Making Arrangements for the Sale of a Business
Selling a business of any size or structure is a complex and time-intensive process that should be well documented to ensure the interests of both the seller and buyer are protected.
A Sale of Business Agreement or Business Sale Agreement is central to establishing the terms of sale for the mutual benefit of the parties involved.
By signing this document, the seller and buyer enter into a legally binding contract, reducing the risk of there being subsequent disputes in relation to the transfer of the assets to the new owner.
As an additional advantage, the tax (CGT and GST) and duty consequences associated with the trade may also be minimised.
Negotiating the Sale of Your Business
Whatever your reasons might be for selling, you will need to perform a thorough evaluation of your operation to ensure the information you provide to prospective buyers is true and accurate.
Be aware that if anything you communicate in the course of advertising, negotiating or finalising the sale of your business is later found to be untrue, it could be construed as deceptive or misleading behaviour.
Typically, the parties will need to agree on a number of things, such as:
- The sale price
- The deposit amount (usually 10 percent of the sale price)
- The settlement period
- Arrangements for existing staff
- Handover training for the buyer (if any)
These particular talking points are just some of the areas of focus during negotiations.

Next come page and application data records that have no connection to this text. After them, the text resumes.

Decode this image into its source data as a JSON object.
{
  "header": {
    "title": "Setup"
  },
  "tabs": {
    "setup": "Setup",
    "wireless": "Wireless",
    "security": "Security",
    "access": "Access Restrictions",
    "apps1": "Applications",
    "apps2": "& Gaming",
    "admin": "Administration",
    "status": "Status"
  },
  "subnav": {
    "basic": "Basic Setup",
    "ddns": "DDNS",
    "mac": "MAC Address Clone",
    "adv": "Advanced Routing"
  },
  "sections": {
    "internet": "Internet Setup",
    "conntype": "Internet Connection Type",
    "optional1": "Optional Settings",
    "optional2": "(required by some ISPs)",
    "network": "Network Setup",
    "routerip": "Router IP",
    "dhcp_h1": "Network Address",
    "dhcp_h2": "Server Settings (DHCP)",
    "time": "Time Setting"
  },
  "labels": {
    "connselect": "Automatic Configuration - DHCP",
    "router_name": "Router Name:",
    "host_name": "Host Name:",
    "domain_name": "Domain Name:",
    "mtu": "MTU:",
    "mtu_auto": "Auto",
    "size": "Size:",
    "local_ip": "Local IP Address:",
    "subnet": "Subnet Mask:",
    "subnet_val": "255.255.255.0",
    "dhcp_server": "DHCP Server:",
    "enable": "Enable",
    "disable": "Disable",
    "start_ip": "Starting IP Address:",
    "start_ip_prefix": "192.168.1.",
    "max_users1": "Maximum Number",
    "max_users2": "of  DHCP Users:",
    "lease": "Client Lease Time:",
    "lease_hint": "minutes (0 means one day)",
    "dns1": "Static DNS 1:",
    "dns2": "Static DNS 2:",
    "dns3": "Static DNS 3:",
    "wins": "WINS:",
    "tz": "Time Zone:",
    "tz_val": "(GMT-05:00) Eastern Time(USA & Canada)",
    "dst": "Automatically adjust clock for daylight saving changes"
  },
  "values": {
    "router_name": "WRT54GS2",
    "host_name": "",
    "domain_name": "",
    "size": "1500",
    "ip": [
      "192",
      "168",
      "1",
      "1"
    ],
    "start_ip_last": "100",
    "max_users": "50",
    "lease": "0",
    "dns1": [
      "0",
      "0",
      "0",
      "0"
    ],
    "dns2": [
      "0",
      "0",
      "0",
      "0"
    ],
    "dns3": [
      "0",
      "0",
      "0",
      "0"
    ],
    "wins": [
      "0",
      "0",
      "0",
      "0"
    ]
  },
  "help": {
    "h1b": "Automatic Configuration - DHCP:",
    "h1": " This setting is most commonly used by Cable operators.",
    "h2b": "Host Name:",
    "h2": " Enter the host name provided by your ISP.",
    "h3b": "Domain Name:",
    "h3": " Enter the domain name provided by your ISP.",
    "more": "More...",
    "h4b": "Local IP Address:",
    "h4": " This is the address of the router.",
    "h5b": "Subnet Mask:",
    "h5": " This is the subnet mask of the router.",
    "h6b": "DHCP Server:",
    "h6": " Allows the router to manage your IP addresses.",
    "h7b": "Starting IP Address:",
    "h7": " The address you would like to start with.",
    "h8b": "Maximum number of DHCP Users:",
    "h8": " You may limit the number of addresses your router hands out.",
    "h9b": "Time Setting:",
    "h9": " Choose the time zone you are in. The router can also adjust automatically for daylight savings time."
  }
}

That said, you may need to compromise on your position on some things in order to secure an outcome that is acceptable to all.
Elements of a Sale of Business Agreement
In Western Australia, an intermediary can draw up a Sale of Business Agreement but there are a number of advantages to retaining the services of an experienced solicitor.
Most of the time, the buyer will have a solicitor review the agreement for potentially misleading or false statements and check that all aspects of the sale are addressed and accurately covered.
Generally, a Business Sales Agreement should look to cover:
- All assets being sold: Including property, fixtures and fittings, equipment, goodwill, rights over trademarks, business names or patents, other intellectual property, etc.
- All relevant liabilities: Including wages, holiday pay, superannuation, long service, any outstanding amounts owed to creditors or owed on the balance of any lease agreements, etc.
- Employee entitlements: Including whether employees are considered as part of the sale and to be transferred along with ownership.
- Restrictions on trading: Preventing the seller from carrying on a new operation in the same industry and competing against the new owner.
- Procedures should any issues arise: Statements about what will happen if the buyer walks away, if inaccuracies are found in the contract, etc.
All information on this site is for general information only, and does not constitute specific legal advice. Please consult one of our experienced legal team for specific advice relevant to your situation.